South Africa: Western Cape sees increase in domestic travel over Easter weekend
Western Cape province, a top tourism destination in South Africa, saw an increase in domestic travel over the Easter weekend, as it seeks to attract travellers to save jobs and rebuild the economy, the provincial government said Friday.
The increase, which was recorded across the province, especially in small towns, reflects the “pent-up” demand by travellers looking to take advantage of the long weekend and explore family-friendly, wallet-friendly and world-class experiences in the Western Cape, it said in a release.
Over the Easter weekend, the occupancy rates of accommodation establishments reached to at least 70 to 80 percent, in which camping and self-catering establishments were most popular, said the government, adding that outdoor activities and experiences such as farmers markets, cycle and hiking routes, nature parks and beaches were well supported.
However, the tourism sector also experienced a “notable increase” in last-minute cancellations and bookings as a result of uncertainty brought by COVID-19 and possible stricter restrictions, according to the government.
Figures from Airports Company South Africa (ACSA) showed that the domestic terminal at Cape Town International Airport, located in Western Cape’s capital city, received over 61,000 passengers for the Easter weekend, reflecting a 65 percent recovery compared to the 2019 Easter weekend.
According to the release, international arrivals continue to be affected by global restrictions on travel, which will continue to have a significant impact on the tourism and hospitality sector in the Western Cape.
Western Cape’s coastline stretches over 1,000 kilometers, the longest in South Africa’s provinces, which includes sandy beaches with rocky to steep and mountainous features in places.
Twenty-eight of the 44 beaches in South Africa that are recognized as Blue Flag beaches are in the Western Cape.

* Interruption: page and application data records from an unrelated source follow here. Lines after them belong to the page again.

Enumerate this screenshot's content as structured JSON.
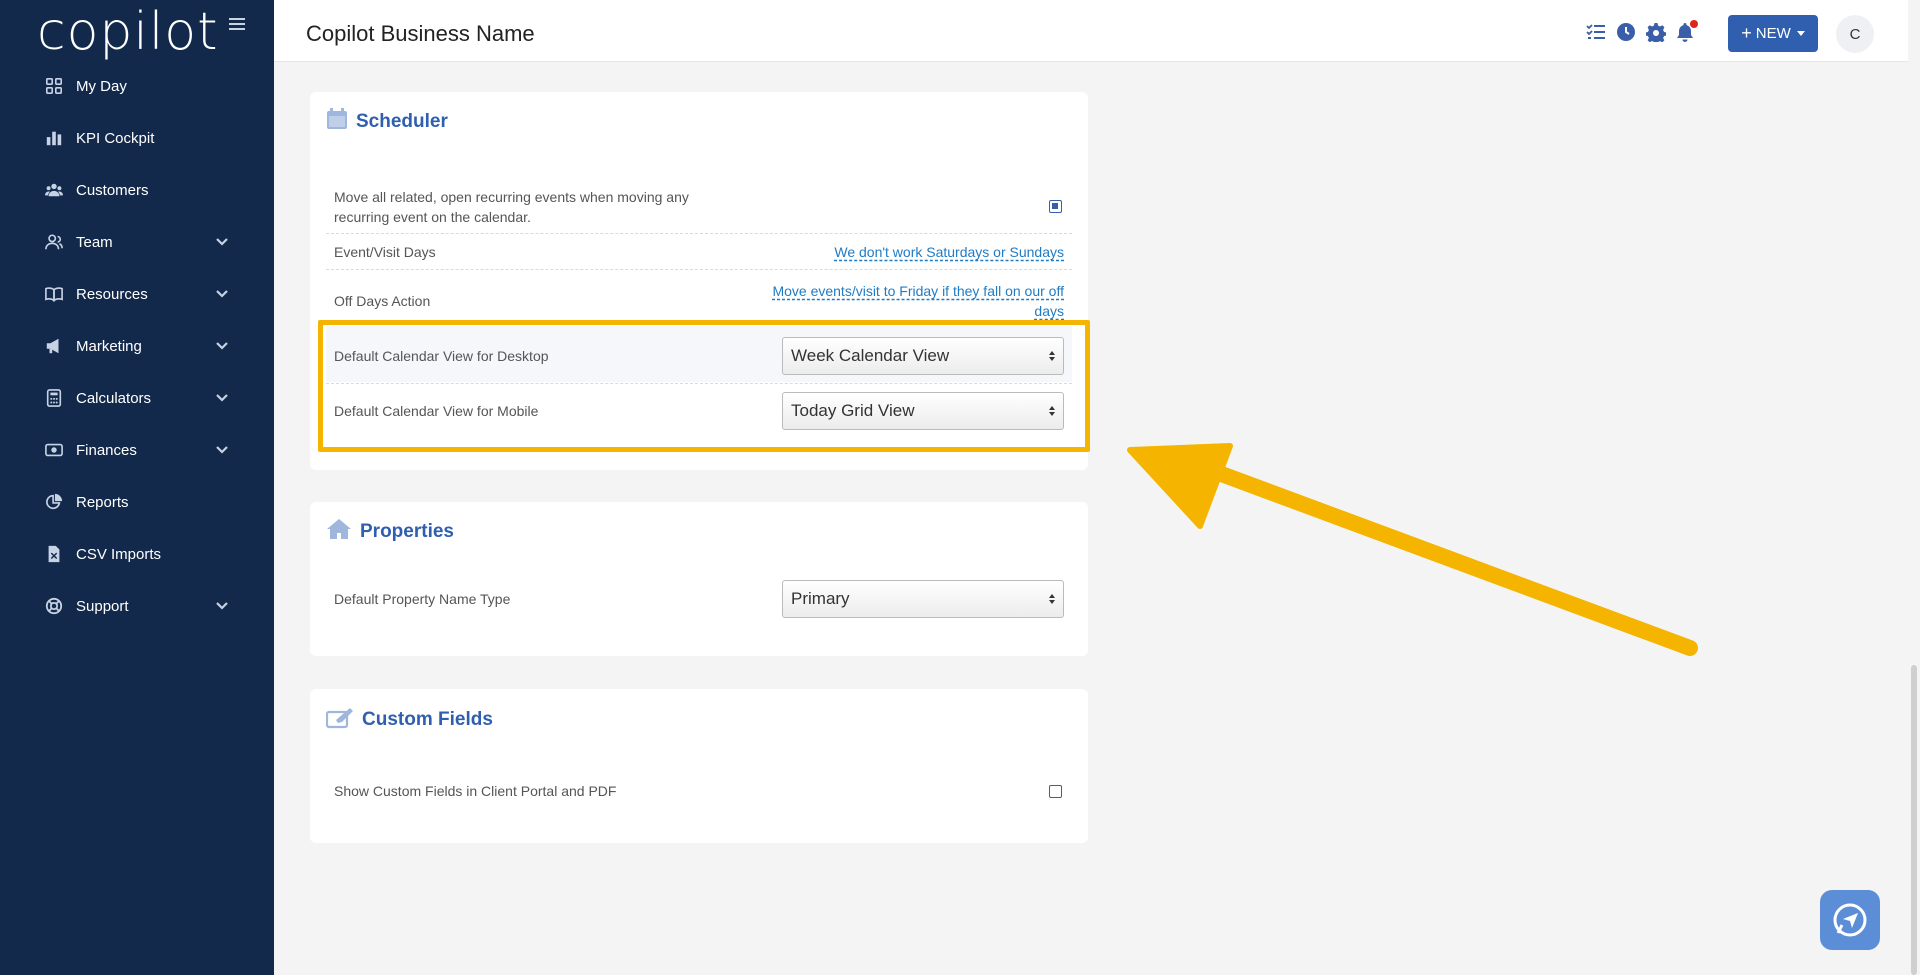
{
  "brand": {
    "logo_text": "copilot"
  },
  "sidebar": {
    "items": [
      {
        "label": "My Day",
        "icon": "grid-icon",
        "expandable": false
      },
      {
        "label": "KPI Cockpit",
        "icon": "bar-chart-icon",
        "expandable": false
      },
      {
        "label": "Customers",
        "icon": "users-icon",
        "expandable": false
      },
      {
        "label": "Team",
        "icon": "team-icon",
        "expandable": true
      },
      {
        "label": "Resources",
        "icon": "book-icon",
        "expandable": true
      },
      {
        "label": "Marketing",
        "icon": "megaphone-icon",
        "expandable": true
      },
      {
        "label": "Calculators",
        "icon": "calculator-icon",
        "expandable": true
      },
      {
        "label": "Finances",
        "icon": "money-icon",
        "expandable": true
      },
      {
        "label": "Reports",
        "icon": "pie-chart-icon",
        "expandable": false
      },
      {
        "label": "CSV Imports",
        "icon": "csv-file-icon",
        "expandable": false
      },
      {
        "label": "Support",
        "icon": "lifebuoy-icon",
        "expandable": true
      }
    ]
  },
  "header": {
    "title": "Copilot Business Name",
    "new_button": "NEW",
    "avatar_initial": "C"
  },
  "scheduler": {
    "title": "Scheduler",
    "rows": {
      "move_recurring": {
        "label": "Move all related, open recurring events when moving any recurring event on the calendar.",
        "checked": true
      },
      "visit_days": {
        "label": "Event/Visit Days",
        "value": "We don't work Saturdays or Sundays"
      },
      "off_days": {
        "label": "Off Days Action",
        "value": "Move events/visit to Friday if they fall on our off days"
      },
      "desktop_view": {
        "label": "Default Calendar View for Desktop",
        "value": "Week Calendar View"
      },
      "mobile_view": {
        "label": "Default Calendar View for Mobile",
        "value": "Today Grid View"
      }
    }
  },
  "properties": {
    "title": "Properties",
    "name_type": {
      "label": "Default Property Name Type",
      "value": "Primary"
    }
  },
  "custom_fields": {
    "title": "Custom Fields",
    "show_in_portal": {
      "label": "Show Custom Fields in Client Portal and PDF",
      "checked": false
    }
  },
  "colors": {
    "sidebar_bg": "#13294b",
    "accent": "#2f5fae",
    "highlight": "#f5b400",
    "link": "#1f7bc4"
  }
}
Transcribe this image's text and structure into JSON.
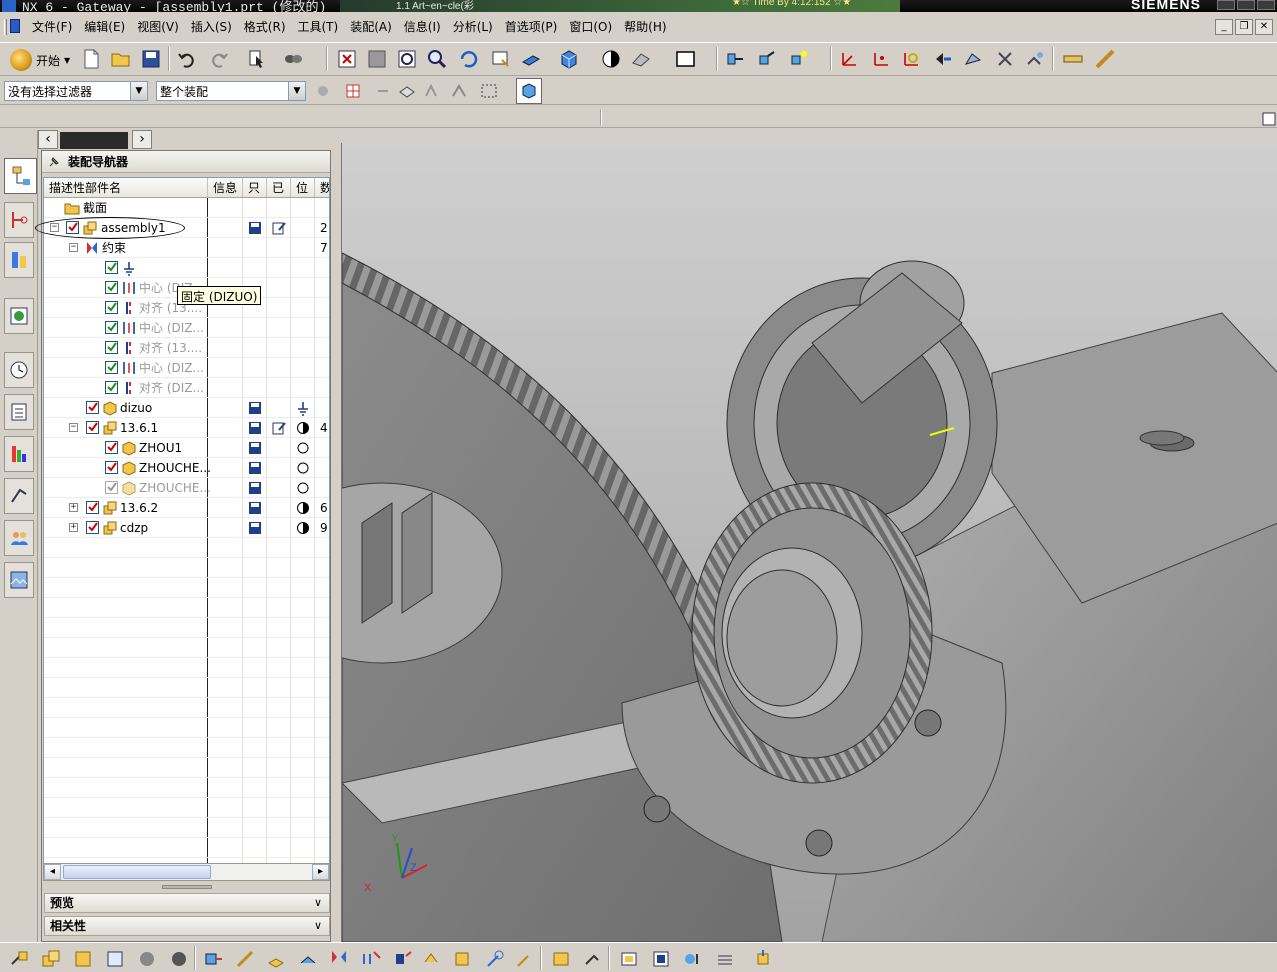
{
  "window": {
    "title": "NX 6 - Gateway - [assembly1.prt  (修改的)",
    "overlay_text": "1.1 Art~en~cle(彩",
    "timer_text": "★☆ Time By 4:12:152 ☆★",
    "brand": "SIEMENS"
  },
  "menubar": {
    "items": [
      "文件(F)",
      "编辑(E)",
      "视图(V)",
      "插入(S)",
      "格式(R)",
      "工具(T)",
      "装配(A)",
      "信息(I)",
      "分析(L)",
      "首选项(P)",
      "窗口(O)",
      "帮助(H)"
    ]
  },
  "toolbar": {
    "start_label": "开始",
    "filter_value": "没有选择过滤器",
    "scope_value": "整个装配"
  },
  "navigator": {
    "title": "装配导航器",
    "columns": [
      "描述性部件名",
      "信息",
      "只",
      "已",
      "位",
      "数"
    ],
    "rows": [
      {
        "name": "截面",
        "dim": false,
        "num": ""
      },
      {
        "name": "assembly1",
        "dim": false,
        "num": "2"
      },
      {
        "name": "约束",
        "dim": false,
        "num": "7"
      },
      {
        "name": "固定 (DIZUO)",
        "dim": false,
        "num": ""
      },
      {
        "name": "中心 (DIZ...",
        "dim": true,
        "num": ""
      },
      {
        "name": "对齐 (13....",
        "dim": true,
        "num": ""
      },
      {
        "name": "中心 (DIZ...",
        "dim": true,
        "num": ""
      },
      {
        "name": "对齐 (13....",
        "dim": true,
        "num": ""
      },
      {
        "name": "中心 (DIZ...",
        "dim": true,
        "num": ""
      },
      {
        "name": "对齐 (DIZ...",
        "dim": true,
        "num": ""
      },
      {
        "name": "dizuo",
        "dim": false,
        "num": ""
      },
      {
        "name": "13.6.1",
        "dim": false,
        "num": "4"
      },
      {
        "name": "ZHOU1",
        "dim": false,
        "num": ""
      },
      {
        "name": "ZHOUCHE...",
        "dim": false,
        "num": ""
      },
      {
        "name": "ZHOUCHE...",
        "dim": true,
        "num": ""
      },
      {
        "name": "13.6.2",
        "dim": false,
        "num": "6"
      },
      {
        "name": "cdzp",
        "dim": false,
        "num": "9"
      }
    ],
    "tooltip": "固定 (DIZUO)",
    "sections": [
      "预览",
      "相关性"
    ]
  },
  "viewport": {
    "axis_labels": [
      "Z",
      "X",
      "Y"
    ]
  },
  "colors": {
    "check_red": "#d00000",
    "check_green": "#1d8e1d",
    "tooltip_bg": "#ffffe1",
    "panel_bg": "#d4d0c8"
  }
}
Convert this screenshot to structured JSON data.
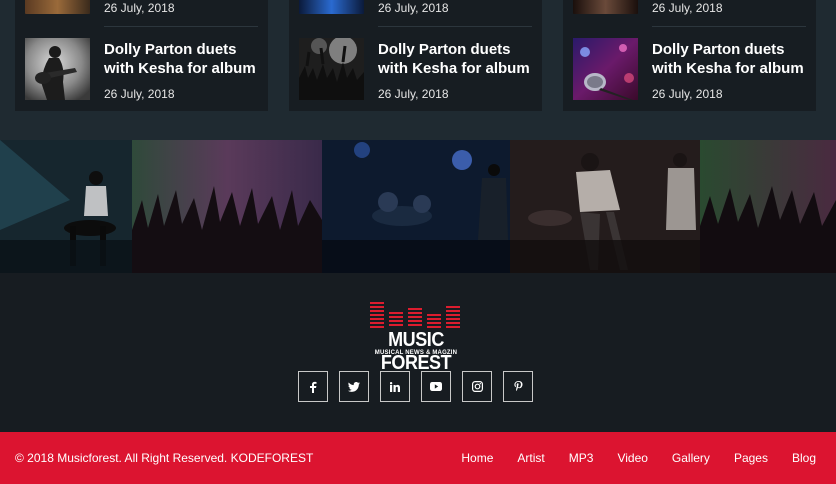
{
  "news": {
    "columns": [
      {
        "top_date": "26 July, 2018",
        "item": {
          "title": "Dolly Parton duets with Kesha for album",
          "date": "26 July, 2018",
          "thumb": "guitarist-photo"
        }
      },
      {
        "top_date": "26 July, 2018",
        "item": {
          "title": "Dolly Parton duets with Kesha for album",
          "date": "26 July, 2018",
          "thumb": "crowd-photo"
        }
      },
      {
        "top_date": "26 July, 2018",
        "item": {
          "title": "Dolly Parton duets with Kesha for album",
          "date": "26 July, 2018",
          "thumb": "microphone-photo"
        }
      }
    ]
  },
  "gallery": [
    "drummer-photo",
    "concert-crowd-photo",
    "stage-band-photo",
    "singer-photo",
    "guitar-crowd-photo"
  ],
  "footer": {
    "logo": {
      "name": "MUSIC FOREST",
      "tagline": "MUSICAL NEWS & MAGZIN"
    },
    "socials": [
      "facebook-icon",
      "twitter-icon",
      "linkedin-icon",
      "youtube-icon",
      "instagram-icon",
      "pinterest-icon"
    ]
  },
  "bottom_bar": {
    "copyright": "© 2018 Musicforest. All Right Reserved. KODEFOREST",
    "nav": [
      "Home",
      "Artist",
      "MP3",
      "Video",
      "Gallery",
      "Pages",
      "Blog"
    ]
  },
  "colors": {
    "accent": "#dc1430",
    "page_bg": "#171c21",
    "news_bg": "#1f2a31",
    "card_bg": "#171d22"
  }
}
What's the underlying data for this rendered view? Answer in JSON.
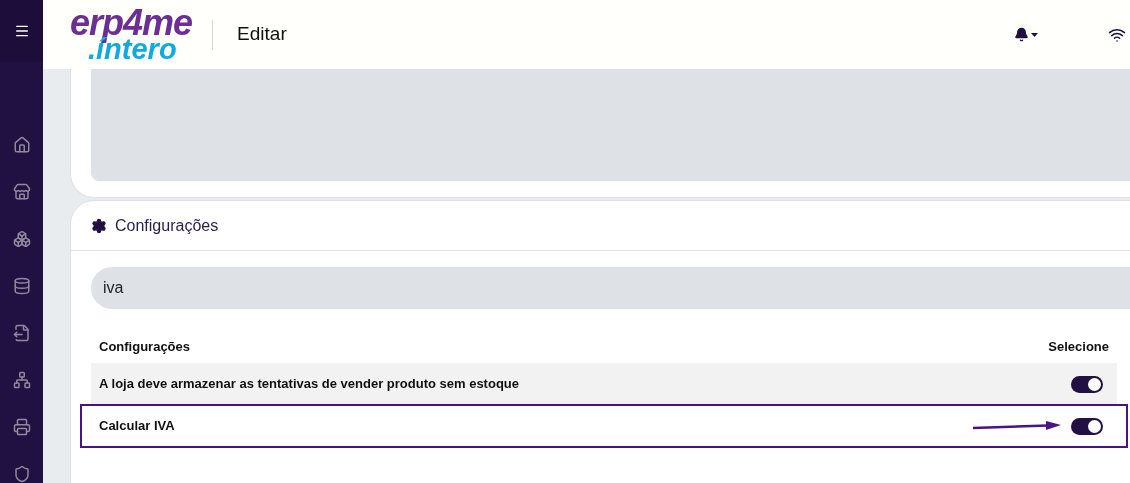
{
  "header": {
    "logo": {
      "top": "erp4me",
      "bottom": ".íntero"
    },
    "title": "Editar"
  },
  "config_section": {
    "title": "Configurações",
    "search": {
      "value": "iva"
    },
    "table": {
      "columns": [
        "Configurações",
        "Selecione"
      ],
      "rows": [
        {
          "label": "A loja deve armazenar as tentativas de vender produto sem estoque",
          "on": true,
          "highlighted": false,
          "striped": true
        },
        {
          "label": "Calcular IVA",
          "on": true,
          "highlighted": true,
          "striped": false
        }
      ]
    }
  }
}
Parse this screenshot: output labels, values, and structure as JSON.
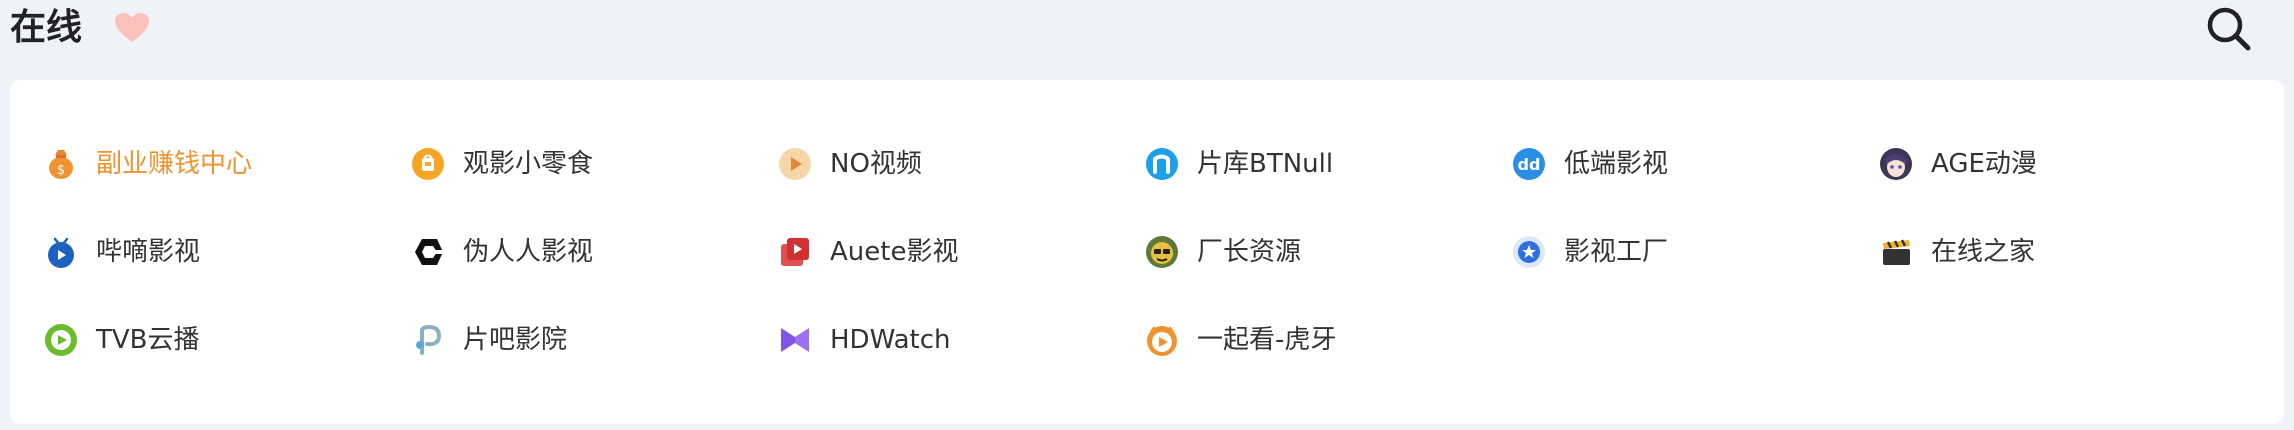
{
  "header": {
    "title": "在线",
    "heart_icon": "heart-icon",
    "search_icon": "search-icon"
  },
  "colors": {
    "accent": "#f0922d",
    "background": "#eff3f7",
    "panel": "#ffffff",
    "text": "#333333"
  },
  "sites": [
    {
      "label": "副业赚钱中心",
      "icon": "money-bag-icon",
      "active": true
    },
    {
      "label": "观影小零食",
      "icon": "snack-bag-icon"
    },
    {
      "label": "NO视频",
      "icon": "play-circle-icon"
    },
    {
      "label": "片库BTNull",
      "icon": "n-logo-icon"
    },
    {
      "label": "低端影视",
      "icon": "dd-logo-icon"
    },
    {
      "label": "AGE动漫",
      "icon": "anime-avatar-icon"
    },
    {
      "label": "哔嘀影视",
      "icon": "tv-play-icon"
    },
    {
      "label": "伪人人影视",
      "icon": "hexagon-logo-icon"
    },
    {
      "label": "Auete影视",
      "icon": "video-library-icon"
    },
    {
      "label": "厂长资源",
      "icon": "face-avatar-icon"
    },
    {
      "label": "影视工厂",
      "icon": "star-badge-icon"
    },
    {
      "label": "在线之家",
      "icon": "clapperboard-icon"
    },
    {
      "label": "TVB云播",
      "icon": "green-play-icon"
    },
    {
      "label": "片吧影院",
      "icon": "p-logo-icon"
    },
    {
      "label": "HDWatch",
      "icon": "purple-bowtie-icon"
    },
    {
      "label": "一起看-虎牙",
      "icon": "huya-logo-icon"
    }
  ]
}
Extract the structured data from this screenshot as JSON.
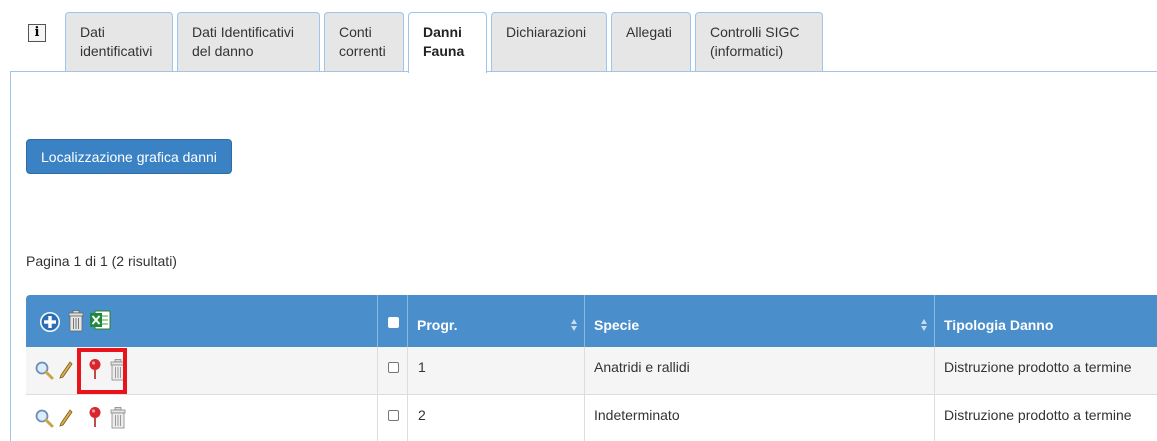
{
  "tabs": [
    {
      "label_line1": "Dati",
      "label_line2": "identificativi",
      "active": false
    },
    {
      "label_line1": "Dati Identificativi",
      "label_line2": "del danno",
      "active": false
    },
    {
      "label_line1": "Conti",
      "label_line2": "correnti",
      "active": false
    },
    {
      "label_line1": "Danni",
      "label_line2": "Fauna",
      "active": true
    },
    {
      "label_line1": "Dichiarazioni",
      "label_line2": "",
      "active": false
    },
    {
      "label_line1": "Allegati",
      "label_line2": "",
      "active": false
    },
    {
      "label_line1": "Controlli SIGC",
      "label_line2": "(informatici)",
      "active": false
    }
  ],
  "info_icon": "info-icon",
  "main": {
    "map_button_label": "Localizzazione grafica danni",
    "pagination_text": "Pagina 1 di 1 (2 risultati)"
  },
  "table": {
    "toolbar_icons": [
      "add-icon",
      "trash-icon",
      "excel-icon"
    ],
    "columns": [
      {
        "key": "select",
        "label": ""
      },
      {
        "key": "progr",
        "label": "Progr."
      },
      {
        "key": "specie",
        "label": "Specie"
      },
      {
        "key": "tipologia",
        "label": "Tipologia Danno"
      }
    ],
    "row_icons": [
      "view-icon",
      "edit-icon",
      "map-pin-icon",
      "trash-icon"
    ],
    "rows": [
      {
        "progr": "1",
        "specie": "Anatridi e rallidi",
        "tipologia": "Distruzione prodotto a termine"
      },
      {
        "progr": "2",
        "specie": "Indeterminato",
        "tipologia": "Distruzione prodotto a termine"
      }
    ]
  },
  "colors": {
    "header_blue": "#4a8ecb",
    "button_blue": "#3a82c4",
    "tab_border": "#9fc5e8",
    "highlight_red": "#e8141a",
    "pin_red": "#d9262c"
  }
}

It is also famous for its touring routes for wine farms, as well as wildlife sanctuaries, nature reserves and national parks.
Source: Further Africa